** Exercise prompt **
Where a line below includes the word "Advanced", copy that line.

(Task inputs Opens)

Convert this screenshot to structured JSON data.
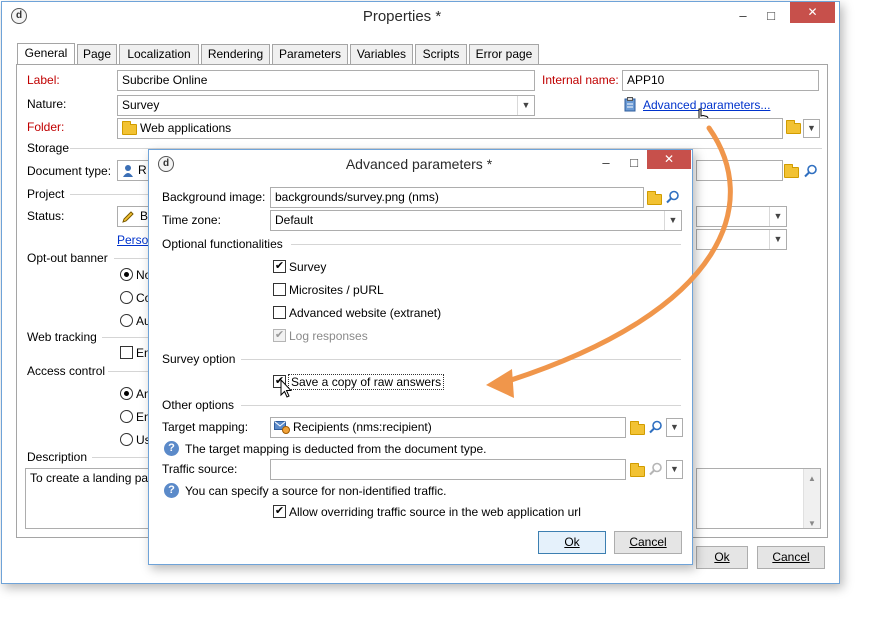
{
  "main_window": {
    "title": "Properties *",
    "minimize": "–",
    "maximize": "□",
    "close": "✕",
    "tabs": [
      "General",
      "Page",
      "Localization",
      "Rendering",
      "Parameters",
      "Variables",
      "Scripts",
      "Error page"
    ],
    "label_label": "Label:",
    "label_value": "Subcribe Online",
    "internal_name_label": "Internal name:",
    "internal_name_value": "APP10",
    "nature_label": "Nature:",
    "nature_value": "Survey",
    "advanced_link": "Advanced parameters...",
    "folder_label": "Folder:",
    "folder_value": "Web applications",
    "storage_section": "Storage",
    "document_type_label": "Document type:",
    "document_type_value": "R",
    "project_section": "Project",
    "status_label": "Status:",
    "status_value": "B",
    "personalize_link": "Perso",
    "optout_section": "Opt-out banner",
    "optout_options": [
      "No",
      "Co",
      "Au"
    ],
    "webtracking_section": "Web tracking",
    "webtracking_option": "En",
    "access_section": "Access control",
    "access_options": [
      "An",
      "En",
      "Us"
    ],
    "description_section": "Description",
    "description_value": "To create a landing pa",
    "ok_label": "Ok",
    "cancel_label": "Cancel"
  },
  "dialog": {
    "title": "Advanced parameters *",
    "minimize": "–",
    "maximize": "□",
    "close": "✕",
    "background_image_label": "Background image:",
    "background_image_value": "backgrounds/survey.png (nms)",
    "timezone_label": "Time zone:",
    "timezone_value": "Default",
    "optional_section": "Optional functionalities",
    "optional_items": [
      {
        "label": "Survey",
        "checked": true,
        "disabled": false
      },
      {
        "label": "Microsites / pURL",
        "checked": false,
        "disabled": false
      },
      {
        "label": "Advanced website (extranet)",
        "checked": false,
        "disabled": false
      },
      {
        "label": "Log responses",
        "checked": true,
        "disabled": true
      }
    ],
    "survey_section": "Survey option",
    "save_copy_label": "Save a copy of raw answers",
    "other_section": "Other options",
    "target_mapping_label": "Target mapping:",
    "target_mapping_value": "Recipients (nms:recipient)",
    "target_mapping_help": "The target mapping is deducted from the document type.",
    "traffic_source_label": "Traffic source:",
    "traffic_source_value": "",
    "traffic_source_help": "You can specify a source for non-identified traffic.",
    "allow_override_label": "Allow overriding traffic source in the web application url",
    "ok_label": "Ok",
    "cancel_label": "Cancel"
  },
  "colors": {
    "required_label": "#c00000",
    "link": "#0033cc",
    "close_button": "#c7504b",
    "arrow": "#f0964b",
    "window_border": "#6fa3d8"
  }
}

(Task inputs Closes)

** Result **
    "advanced_link": "Advanced parameters...",
    "title": "Advanced parameters *",
        "label": "Advanced website (extranet)",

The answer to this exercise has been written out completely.